Reproduce the whole listing that follows, character for character, and drop the images.
════════════════════
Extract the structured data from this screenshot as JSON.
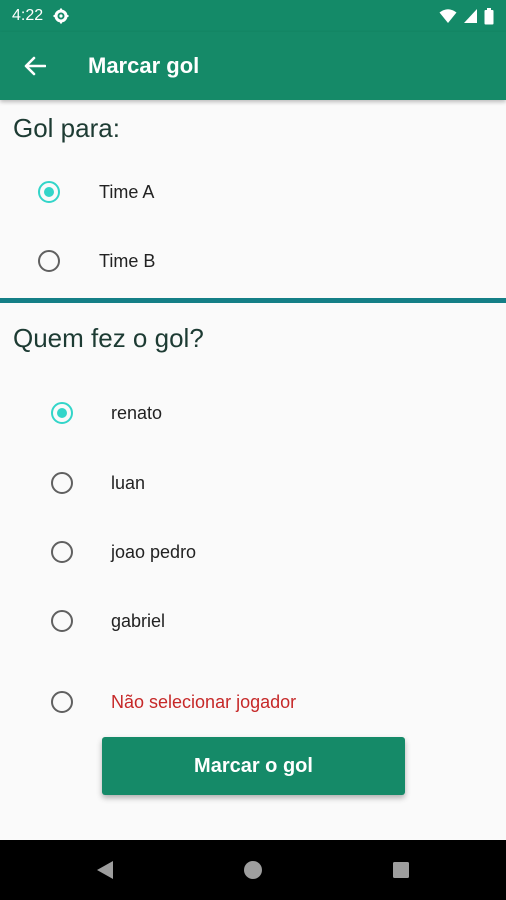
{
  "status_bar": {
    "time": "4:22",
    "icons": [
      "gear-icon",
      "wifi-icon",
      "signal-icon",
      "battery-icon"
    ]
  },
  "app_bar": {
    "title": "Marcar gol",
    "back_icon": "arrow-left-icon"
  },
  "team_section": {
    "title": "Gol para:",
    "options": [
      {
        "label": "Time A",
        "checked": true
      },
      {
        "label": "Time B",
        "checked": false
      }
    ]
  },
  "scorer_section": {
    "title": "Quem fez o gol?",
    "options": [
      {
        "label": "renato",
        "checked": true
      },
      {
        "label": "luan",
        "checked": false
      },
      {
        "label": "joao pedro",
        "checked": false
      },
      {
        "label": "gabriel",
        "checked": false
      },
      {
        "label": "Não selecionar jogador",
        "checked": false
      }
    ]
  },
  "submit_button": {
    "label": "Marcar o gol"
  },
  "nav_bar": {
    "icons": [
      "back-triangle-icon",
      "home-circle-icon",
      "recents-square-icon"
    ]
  },
  "colors": {
    "primary": "#158a68",
    "radio_accent": "#33d5c9",
    "divider": "#147f86",
    "warning_text": "#c62828"
  }
}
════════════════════
--- ANSWER BOX ---
Extract the structured data from this screenshot as JSON.
{
  "status_bar": {
    "time": "4:22",
    "icons": [
      "gear-icon",
      "wifi-icon",
      "signal-icon",
      "battery-icon"
    ]
  },
  "app_bar": {
    "title": "Marcar gol",
    "back_icon": "arrow-left-icon"
  },
  "team_section": {
    "title": "Gol para:",
    "options": [
      {
        "label": "Time A",
        "checked": true
      },
      {
        "label": "Time B",
        "checked": false
      }
    ]
  },
  "scorer_section": {
    "title": "Quem fez o gol?",
    "options": [
      {
        "label": "renato",
        "checked": true
      },
      {
        "label": "luan",
        "checked": false
      },
      {
        "label": "joao pedro",
        "checked": false
      },
      {
        "label": "gabriel",
        "checked": false
      },
      {
        "label": "Não selecionar jogador",
        "checked": false
      }
    ]
  },
  "submit_button": {
    "label": "Marcar o gol"
  },
  "nav_bar": {
    "icons": [
      "back-triangle-icon",
      "home-circle-icon",
      "recents-square-icon"
    ]
  },
  "colors": {
    "primary": "#158a68",
    "radio_accent": "#33d5c9",
    "divider": "#147f86",
    "warning_text": "#c62828"
  }
}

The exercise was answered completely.